2 pieces of cinnamon stick
10 cardamom seeds
2 tablespoons vegetable oil
2 tablespoons of Massaman curry paste (I used 1½ tablespoons as I didn’t want the resulting curry to be too spicy for Alberto.)
800g of beef flank or rump steak, cut into bite-sized cubes (As I was only cooking for 2 I halved this to 400g. I also used braising steak and added about 15 minutes to the cooking time.)
410ml of coconut milk
250ml of beef stock
½ a red pepper, deseeded and diced
2—3 potatoes, cut into 1 inch pieces
2cm piece of ginger, shredded
3 tablespoons of fish sauce
3 tablespoons of palm sugar
110 g roasted salted peanuts, without skin
3 tablespoons of tamarind purée (Sainsbury’s only had tamarind paste – I’m not sure if this is exactly the same thing, but it was my only option at short notice.)
Dry-fry the cinnamon stick, cardamom seeds and cloves in a wok over a low heat.
Stir all the ingredients around for 2 to 3 minutes or until fragrant. Remove from the pan.

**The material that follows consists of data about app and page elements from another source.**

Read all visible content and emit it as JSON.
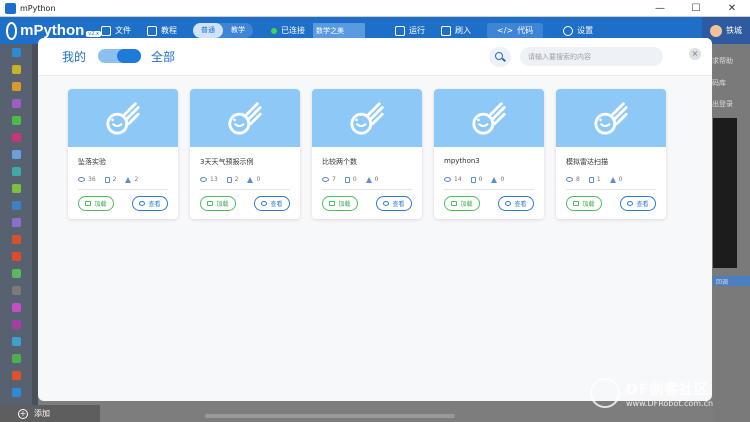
{
  "window": {
    "title": "mPython",
    "minimize": "—",
    "maximize": "☐",
    "close": "✕"
  },
  "toolbar": {
    "logo": "mPython",
    "logo_version": "v2.x",
    "file": "文件",
    "tutorial": "教程",
    "mode_normal": "普通",
    "mode_teach": "教学",
    "connection": "已连接",
    "project_name": "数学之美",
    "run": "运行",
    "flash": "刷入",
    "code": "代码",
    "settings": "设置",
    "username": "铁城"
  },
  "right_panel": {
    "help": "求帮助",
    "library": "码库",
    "logout": "出登录",
    "toggle_label": "回调"
  },
  "bottom": {
    "add": "添加"
  },
  "modal": {
    "tab_mine": "我的",
    "tab_all": "全部",
    "toggle_selected": "全部",
    "search_placeholder": "请输入要搜索的内容",
    "close": "×",
    "add_label": "加载",
    "view_label": "查看",
    "cards": [
      {
        "title": "坠落实验",
        "views": "36",
        "likes": "2",
        "stars": "2"
      },
      {
        "title": "3天天气预报示例",
        "views": "13",
        "likes": "2",
        "stars": "0"
      },
      {
        "title": "比较两个数",
        "views": "7",
        "likes": "0",
        "stars": "0"
      },
      {
        "title": "mpython3",
        "views": "14",
        "likes": "0",
        "stars": "0"
      },
      {
        "title": "模拟雷达扫描",
        "views": "8",
        "likes": "1",
        "stars": "0"
      }
    ]
  },
  "watermark": {
    "title": "DF创客社区",
    "url": "www.DFRobot.com.cn"
  },
  "colors": {
    "brand": "#1e6fc7",
    "thumb": "#8ec8f6",
    "add_green": "#4cbf5c"
  }
}
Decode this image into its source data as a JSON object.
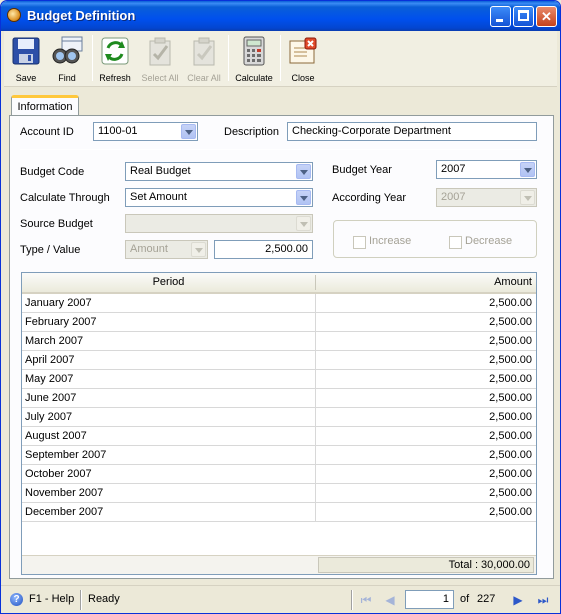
{
  "window": {
    "title": "Budget Definition"
  },
  "toolbar": {
    "save": "Save",
    "find": "Find",
    "refresh": "Refresh",
    "select_all": "Select All",
    "clear_all": "Clear All",
    "calculate": "Calculate",
    "close": "Close"
  },
  "tabs": {
    "information": "Information"
  },
  "form": {
    "account_id_label": "Account ID",
    "account_id_value": "1100-01",
    "description_label": "Description",
    "description_value": "Checking-Corporate Department",
    "budget_code_label": "Budget Code",
    "budget_code_value": "Real Budget",
    "calculate_through_label": "Calculate Through",
    "calculate_through_value": "Set Amount",
    "source_budget_label": "Source Budget",
    "source_budget_value": "",
    "type_value_label": "Type / Value",
    "type_value_type": "Amount",
    "type_value_amount": "2,500.00",
    "budget_year_label": "Budget Year",
    "budget_year_value": "2007",
    "according_year_label": "According Year",
    "according_year_value": "2007",
    "increase_label": "Increase",
    "decrease_label": "Decrease"
  },
  "grid": {
    "col_period": "Period",
    "col_amount": "Amount",
    "rows": [
      {
        "period": "January 2007",
        "amount": "2,500.00"
      },
      {
        "period": "February 2007",
        "amount": "2,500.00"
      },
      {
        "period": "March 2007",
        "amount": "2,500.00"
      },
      {
        "period": "April 2007",
        "amount": "2,500.00"
      },
      {
        "period": "May 2007",
        "amount": "2,500.00"
      },
      {
        "period": "June 2007",
        "amount": "2,500.00"
      },
      {
        "period": "July 2007",
        "amount": "2,500.00"
      },
      {
        "period": "August 2007",
        "amount": "2,500.00"
      },
      {
        "period": "September 2007",
        "amount": "2,500.00"
      },
      {
        "period": "October 2007",
        "amount": "2,500.00"
      },
      {
        "period": "November 2007",
        "amount": "2,500.00"
      },
      {
        "period": "December 2007",
        "amount": "2,500.00"
      }
    ],
    "total": "Total : 30,000.00"
  },
  "status": {
    "help": "F1 - Help",
    "state": "Ready",
    "page": "1",
    "of": "of",
    "total_pages": "227"
  }
}
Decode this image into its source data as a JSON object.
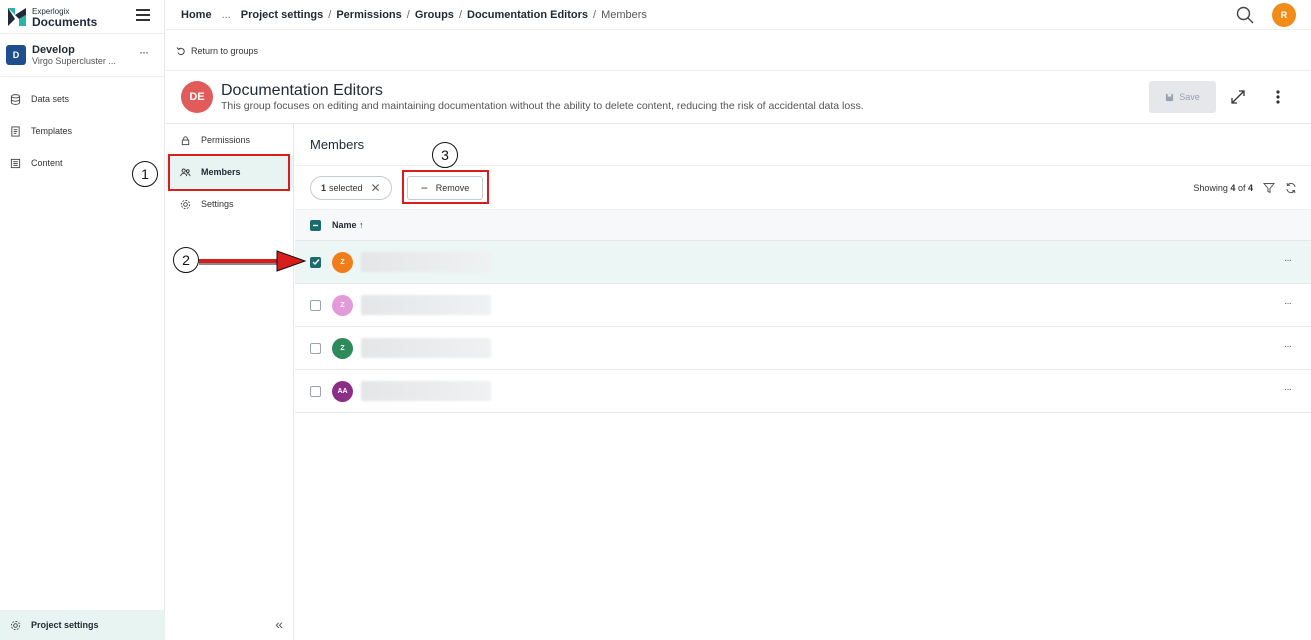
{
  "app": {
    "logo_small": "Experlogix",
    "logo_big": "Documents"
  },
  "project": {
    "badge": "D",
    "name": "Develop",
    "subtitle": "Virgo Supercluster ..."
  },
  "sidebar": {
    "items": [
      {
        "label": "Data sets",
        "icon": "database-icon"
      },
      {
        "label": "Templates",
        "icon": "document-icon"
      },
      {
        "label": "Content",
        "icon": "content-icon"
      }
    ],
    "bottom_label": "Project settings"
  },
  "breadcrumb": {
    "items": [
      "Home",
      "...",
      "Project settings",
      "Permissions",
      "Groups",
      "Documentation Editors",
      "Members"
    ]
  },
  "user": {
    "initial": "R"
  },
  "return_label": "Return to groups",
  "group": {
    "initials": "DE",
    "title": "Documentation Editors",
    "description": "This group focuses on editing and maintaining documentation without the ability to delete content, reducing the risk of accidental data loss.",
    "save_label": "Save"
  },
  "subnav": {
    "items": [
      {
        "label": "Permissions",
        "icon": "lock-icon"
      },
      {
        "label": "Members",
        "icon": "users-icon"
      },
      {
        "label": "Settings",
        "icon": "gear-icon"
      }
    ]
  },
  "members": {
    "title": "Members",
    "selected_count": "1",
    "selected_suffix": "selected",
    "remove_label": "Remove",
    "showing_prefix": "Showing",
    "showing_count": "4",
    "showing_of": "of",
    "showing_total": "4",
    "column_name": "Name ↑",
    "rows": [
      {
        "initials": "Z",
        "color": "#f07c1a",
        "selected": true
      },
      {
        "initials": "Z",
        "color": "#e39ad8",
        "selected": false
      },
      {
        "initials": "Z",
        "color": "#2e8a5a",
        "selected": false
      },
      {
        "initials": "AA",
        "color": "#8a2e86",
        "selected": false
      }
    ]
  },
  "annotations": {
    "one": "1",
    "two": "2",
    "three": "3"
  },
  "colors": {
    "accent": "#1a6b6b",
    "annotation_red": "#d91c1c",
    "brand_navy": "#1f4e8c"
  }
}
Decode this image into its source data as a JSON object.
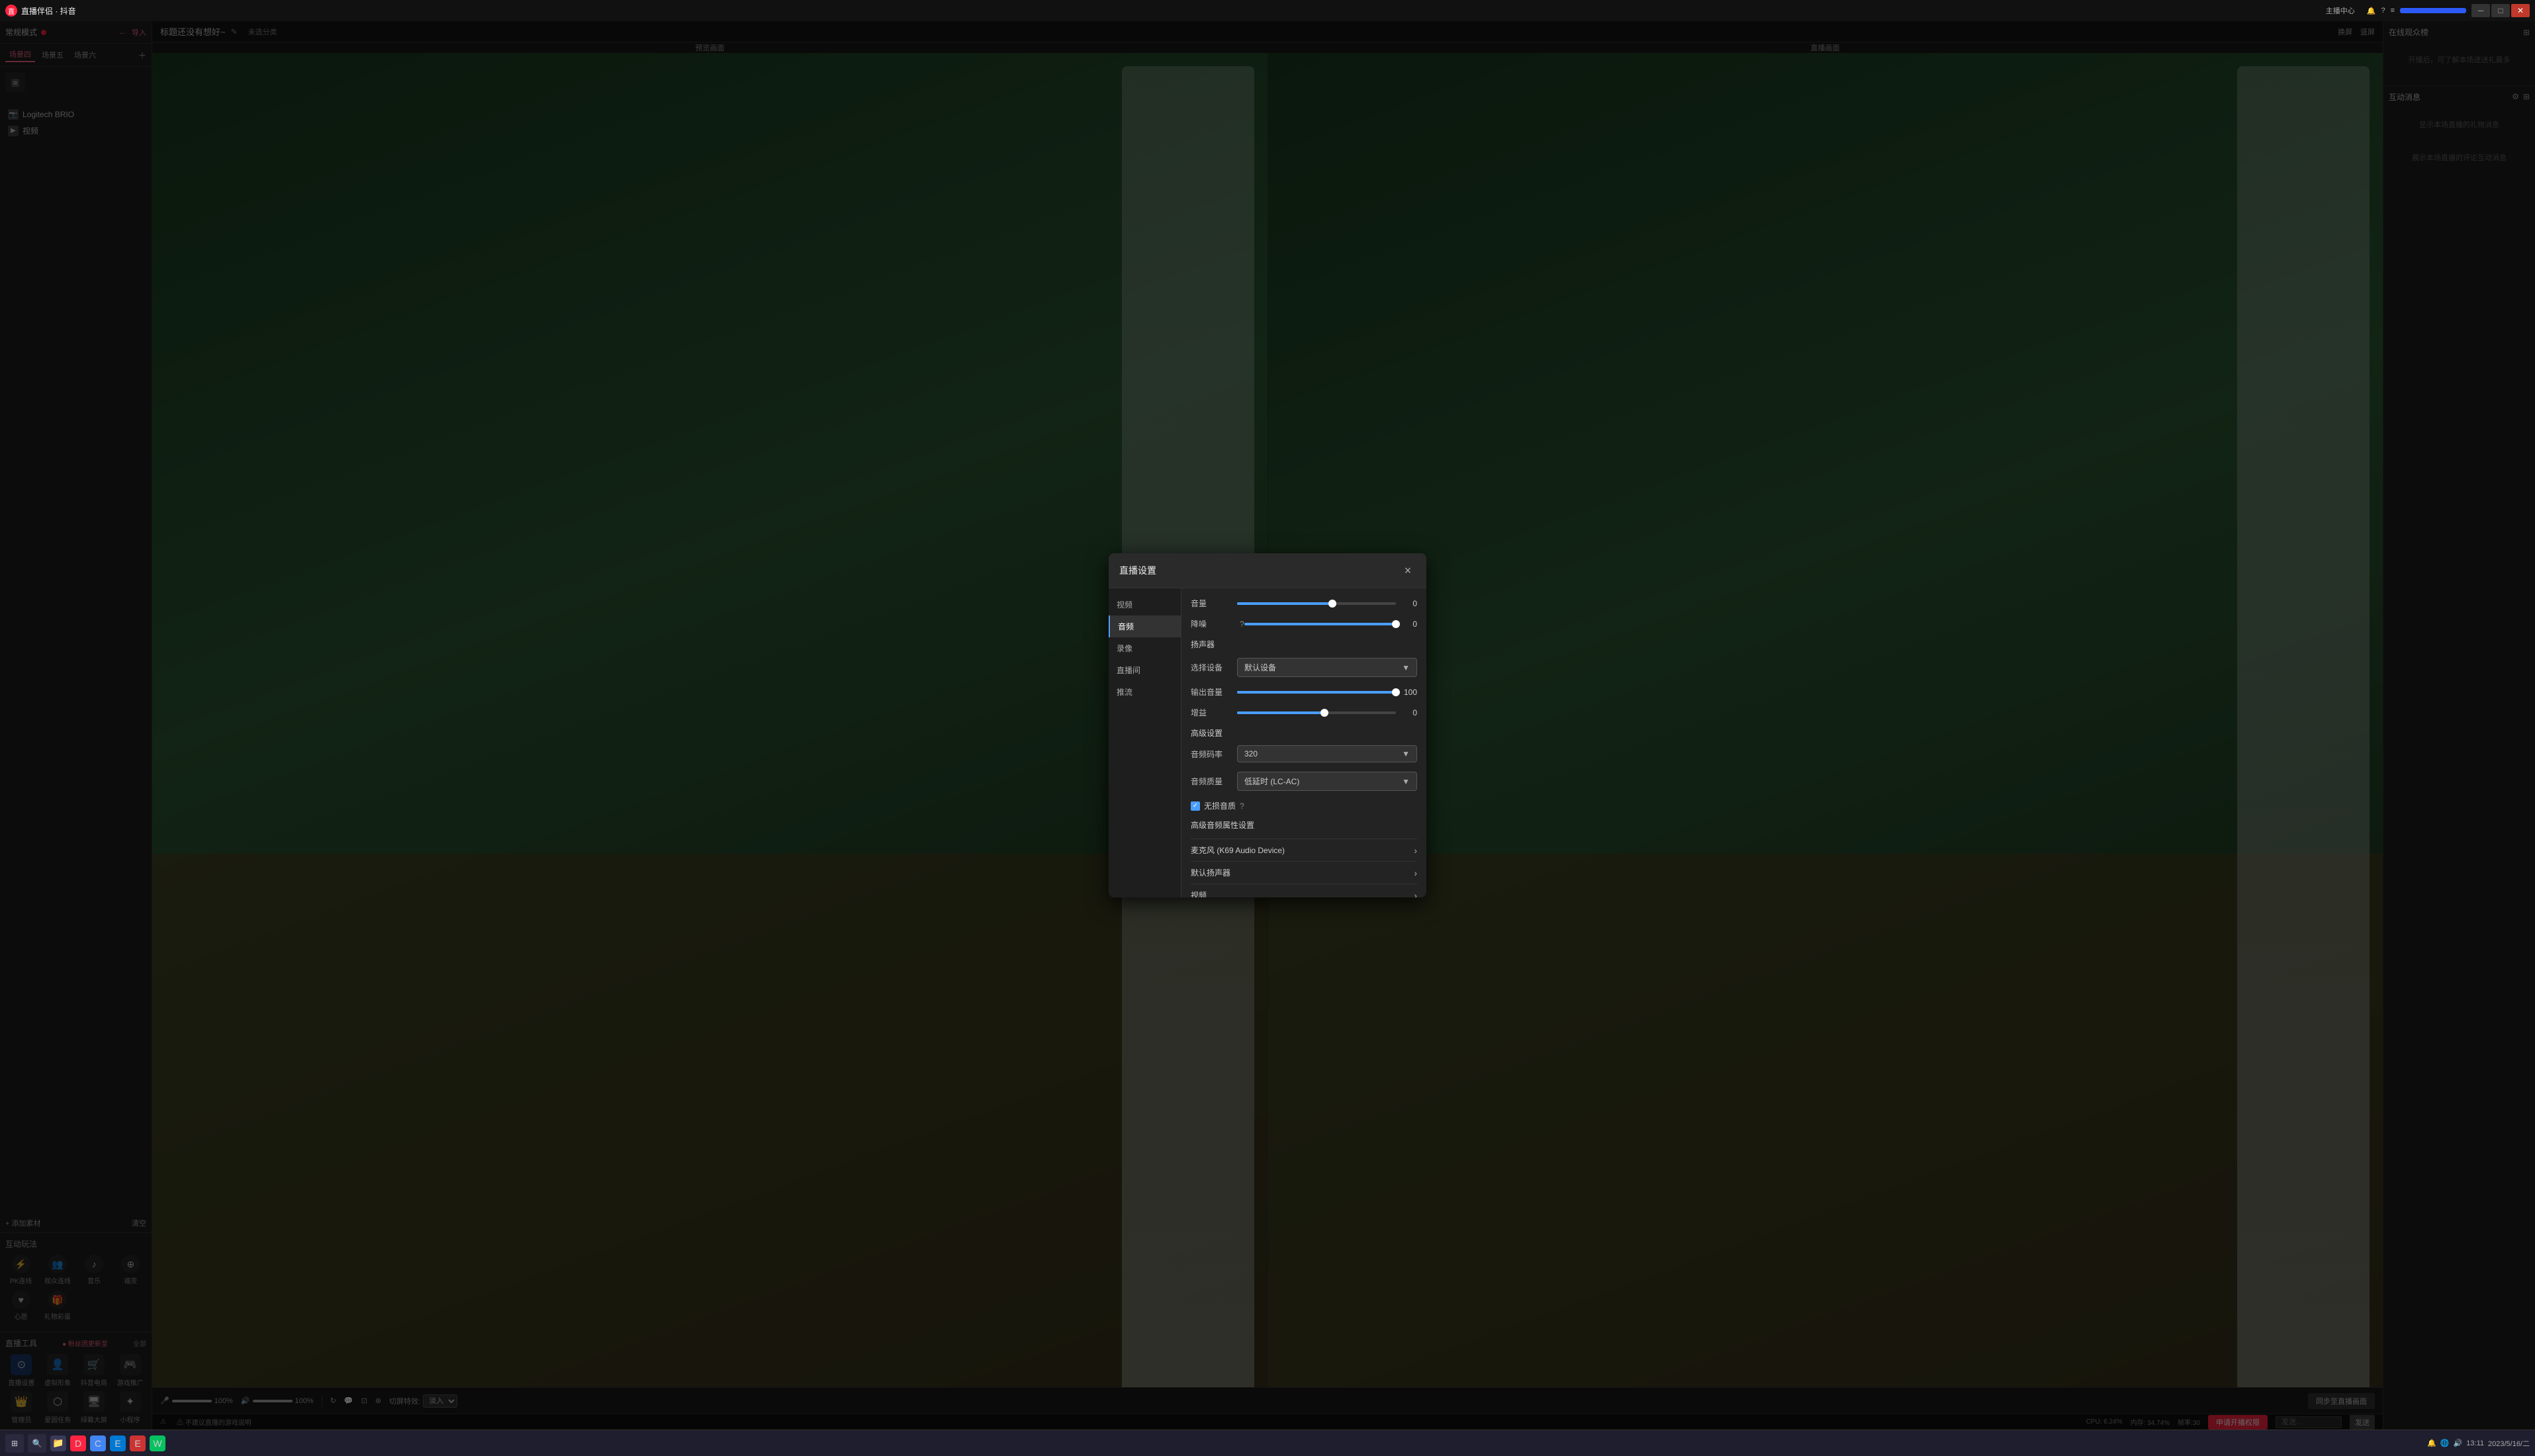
{
  "app": {
    "title": "直播伴侣 · 抖音",
    "logo_text": "直"
  },
  "titlebar": {
    "title": "直播伴侣 · 抖音",
    "host_center": "主播中心",
    "start_label": "",
    "minimize": "─",
    "maximize": "□",
    "close": "✕"
  },
  "sidebar": {
    "mode_label": "常规模式",
    "mode_badge": "●",
    "import_label": "导入",
    "scenes": [
      "场景四",
      "场景五",
      "场景六"
    ],
    "active_scene": "场景四",
    "sources": [
      {
        "label": "Logitech BRIO",
        "type": "camera"
      },
      {
        "label": "视频",
        "type": "video"
      }
    ],
    "add_material": "+ 添加素材",
    "clear": "清空"
  },
  "interactive_tools": {
    "title": "互动玩法",
    "items": [
      {
        "label": "PK连线",
        "icon": "⚡"
      },
      {
        "label": "视众连线",
        "icon": "👥"
      },
      {
        "label": "音乐",
        "icon": "♪"
      },
      {
        "label": "福变",
        "icon": "⊕"
      },
      {
        "label": "心愿",
        "icon": "♥"
      },
      {
        "label": "礼物彩蛋",
        "icon": "🎁"
      }
    ]
  },
  "live_tools": {
    "title": "直播工具",
    "fan_update": "粉丝团更新至",
    "all": "全部",
    "items": [
      {
        "label": "直播设置",
        "icon": "⊙",
        "active": true
      },
      {
        "label": "虚拟形象",
        "icon": "👤"
      },
      {
        "label": "抖音电商",
        "icon": "🛒"
      },
      {
        "label": "游戏推广",
        "icon": "🎮"
      },
      {
        "label": "管理员",
        "icon": "👑"
      },
      {
        "label": "星圆任务",
        "icon": "⬡"
      },
      {
        "label": "绿幕大屏",
        "icon": "🖥"
      },
      {
        "label": "小程序",
        "icon": "✦"
      }
    ]
  },
  "right_panel": {
    "audience": {
      "title": "在线观众榜",
      "expand": "⊞",
      "empty_text": "开播后，可了解本场送送礼最多"
    },
    "interaction": {
      "title": "互动消息",
      "settings_icon": "⚙",
      "expand_icon": "⊞",
      "empty_text": "显示本场直播的礼物消息",
      "footer_text": "展示本场直播的评论互动消息"
    }
  },
  "stream": {
    "title": "标题还没有想好~",
    "subtitle": "未选分类",
    "preview_label": "预览画面",
    "live_label": "直播画面"
  },
  "bottom_controls": {
    "mic_volume": "100%",
    "speaker_volume": "100%",
    "transition_label": "切屏特效:",
    "transition_value": "淡入",
    "sync_btn": "同步至直播画面",
    "warning": "⚠ 不建议直播的游戏说明"
  },
  "status_bar": {
    "cpu": "CPU: 6.24%",
    "memory": "内存: 34.74%",
    "fps": "帧率:30",
    "apply_btn": "申请开播权限",
    "chat_placeholder": "发送..."
  },
  "modal": {
    "title": "直播设置",
    "close": "×",
    "nav_items": [
      "视频",
      "音频",
      "录像",
      "直播间",
      "推流"
    ],
    "active_nav": "音频",
    "sections": {
      "volume": {
        "label": "音量",
        "value": "0",
        "fill_percent": 60
      },
      "noise": {
        "label": "降噪",
        "info_icon": "?",
        "value": "0",
        "fill_percent": 100
      },
      "speaker": {
        "section_label": "扬声器",
        "device_label": "选择设备",
        "device_value": "默认设备",
        "output_label": "输出音量",
        "output_value": "100",
        "output_fill": 100,
        "gain_label": "增益",
        "gain_value": "0",
        "gain_fill": 55
      },
      "advanced": {
        "title": "高级设置",
        "bitrate_label": "音频码率",
        "bitrate_value": "320",
        "quality_label": "音频质量",
        "quality_value": "低延时 (LC-AC)",
        "lossless_label": "无损音质",
        "lossless_checked": true,
        "lossless_help": "?",
        "advanced_audio_title": "高级音频属性设置",
        "mic_label": "麦克风 (K69 Audio Device)",
        "default_speaker_label": "默认扬声器",
        "video_label": "视频"
      }
    }
  },
  "taskbar": {
    "time": "13:11",
    "date": "2023/5/16/二",
    "start_icon": "⊞"
  }
}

Heat the oil in the same wok and stir-fry the Massaman paste over a medium heat for 2 minutes.
Add the beef to the pan and stir for 3-5 minutes, stirring to ensure that it is well coated in the curry paste.
Add the coconut milk, beef stock, potatoes, red pepper, ginger, fish sauce, palm sugar, three-quarters of the roasted peanuts, tamarind purée and the dry-fried spices. Stir well to combine.
Reduce the heat to low and gently simmer for 50 to 60 minutes until the meat is tender and the potatoes are just cooked. (I simmered for a bit longer as I was using a less tender cut of meat)
Taste, then adjust the seasoning if necessary.
Spoon into a serving bowl and garnish with the rest of the roasted peanuts.
Serve with plain rice.
Despite the darker colour I’m pleased with the way that this turned out – it was tasty, full of interesting, but not overpowering flavours and the meat was lovely and tender. The peanuts add a nicely contrasting texture to the creamy sauce. All good. Just don’t bite into a clove!!